[WHAT YOU ARE ASKED TO DO]
Please restate each entry that follows word for word.

____ DATA LISTING

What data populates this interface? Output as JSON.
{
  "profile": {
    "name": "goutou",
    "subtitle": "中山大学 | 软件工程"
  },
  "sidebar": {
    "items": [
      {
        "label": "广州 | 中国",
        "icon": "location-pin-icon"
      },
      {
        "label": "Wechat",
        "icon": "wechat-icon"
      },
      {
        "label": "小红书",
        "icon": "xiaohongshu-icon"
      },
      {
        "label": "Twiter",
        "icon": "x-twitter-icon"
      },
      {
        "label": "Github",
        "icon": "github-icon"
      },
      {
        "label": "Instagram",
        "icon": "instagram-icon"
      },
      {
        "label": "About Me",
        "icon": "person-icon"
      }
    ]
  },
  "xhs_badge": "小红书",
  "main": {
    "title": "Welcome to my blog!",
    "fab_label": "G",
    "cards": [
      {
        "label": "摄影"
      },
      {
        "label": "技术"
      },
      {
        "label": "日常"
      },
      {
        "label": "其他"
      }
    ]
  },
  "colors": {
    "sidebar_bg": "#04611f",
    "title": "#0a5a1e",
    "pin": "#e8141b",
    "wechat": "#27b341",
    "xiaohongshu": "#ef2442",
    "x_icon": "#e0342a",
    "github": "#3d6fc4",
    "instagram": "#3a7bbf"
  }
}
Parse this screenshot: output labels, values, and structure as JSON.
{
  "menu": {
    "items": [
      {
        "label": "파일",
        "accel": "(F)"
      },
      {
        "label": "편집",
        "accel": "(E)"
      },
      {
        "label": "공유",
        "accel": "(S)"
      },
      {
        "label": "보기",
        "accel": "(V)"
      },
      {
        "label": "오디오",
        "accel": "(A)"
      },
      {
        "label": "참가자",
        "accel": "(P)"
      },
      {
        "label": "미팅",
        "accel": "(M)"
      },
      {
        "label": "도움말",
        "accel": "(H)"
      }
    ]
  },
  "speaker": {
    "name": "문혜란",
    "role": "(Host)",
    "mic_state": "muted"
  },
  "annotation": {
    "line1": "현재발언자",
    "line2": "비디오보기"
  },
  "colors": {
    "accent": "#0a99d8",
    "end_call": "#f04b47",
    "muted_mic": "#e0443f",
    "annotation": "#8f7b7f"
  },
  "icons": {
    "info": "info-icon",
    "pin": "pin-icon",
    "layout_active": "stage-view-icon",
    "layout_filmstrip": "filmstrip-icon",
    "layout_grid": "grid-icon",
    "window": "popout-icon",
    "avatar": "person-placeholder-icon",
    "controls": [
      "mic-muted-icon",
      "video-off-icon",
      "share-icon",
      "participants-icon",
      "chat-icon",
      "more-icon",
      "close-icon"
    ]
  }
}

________

[RESULT OF THE EXERCISE]
What data populates this interface? Output as JSON.
{
  "profile": {
    "name": "goutou",
    "subtitle": "中山大学 | 软件工程"
  },
  "sidebar": {
    "items": [
      {
        "label": "广州 | 中国",
        "icon": "location-pin-icon"
      },
      {
        "label": "Wechat",
        "icon": "wechat-icon"
      },
      {
        "label": "小红书",
        "icon": "xiaohongshu-icon"
      },
      {
        "label": "Twiter",
        "icon": "x-twitter-icon"
      },
      {
        "label": "Github",
        "icon": "github-icon"
      },
      {
        "label": "Instagram",
        "icon": "instagram-icon"
      },
      {
        "label": "About Me",
        "icon": "person-icon"
      }
    ]
  },
  "xhs_badge": "小红书",
  "main": {
    "title": "Welcome to my blog!",
    "fab_label": "G",
    "cards": [
      {
        "label": "摄影"
      },
      {
        "label": "技术"
      },
      {
        "label": "日常"
      },
      {
        "label": "其他"
      }
    ]
  },
  "colors": {
    "sidebar_bg": "#04611f",
    "title": "#0a5a1e",
    "pin": "#e8141b",
    "wechat": "#27b341",
    "xiaohongshu": "#ef2442",
    "x_icon": "#e0342a",
    "github": "#3d6fc4",
    "instagram": "#3a7bbf"
  }
}
Parse this screenshot: output labels, values, and structure as JSON.
{
  "menu": {
    "items": [
      {
        "label": "파일",
        "accel": "(F)"
      },
      {
        "label": "편집",
        "accel": "(E)"
      },
      {
        "label": "공유",
        "accel": "(S)"
      },
      {
        "label": "보기",
        "accel": "(V)"
      },
      {
        "label": "오디오",
        "accel": "(A)"
      },
      {
        "label": "참가자",
        "accel": "(P)"
      },
      {
        "label": "미팅",
        "accel": "(M)"
      },
      {
        "label": "도움말",
        "accel": "(H)"
      }
    ]
  },
  "speaker": {
    "name": "문혜란",
    "role": "(Host)",
    "mic_state": "muted"
  },
  "annotation": {
    "line1": "현재발언자",
    "line2": "비디오보기"
  },
  "colors": {
    "accent": "#0a99d8",
    "end_call": "#f04b47",
    "muted_mic": "#e0443f",
    "annotation": "#8f7b7f"
  },
  "icons": {
    "info": "info-icon",
    "pin": "pin-icon",
    "layout_active": "stage-view-icon",
    "layout_filmstrip": "filmstrip-icon",
    "layout_grid": "grid-icon",
    "window": "popout-icon",
    "avatar": "person-placeholder-icon",
    "controls": [
      "mic-muted-icon",
      "video-off-icon",
      "share-icon",
      "participants-icon",
      "chat-icon",
      "more-icon",
      "close-icon"
    ]
  }
}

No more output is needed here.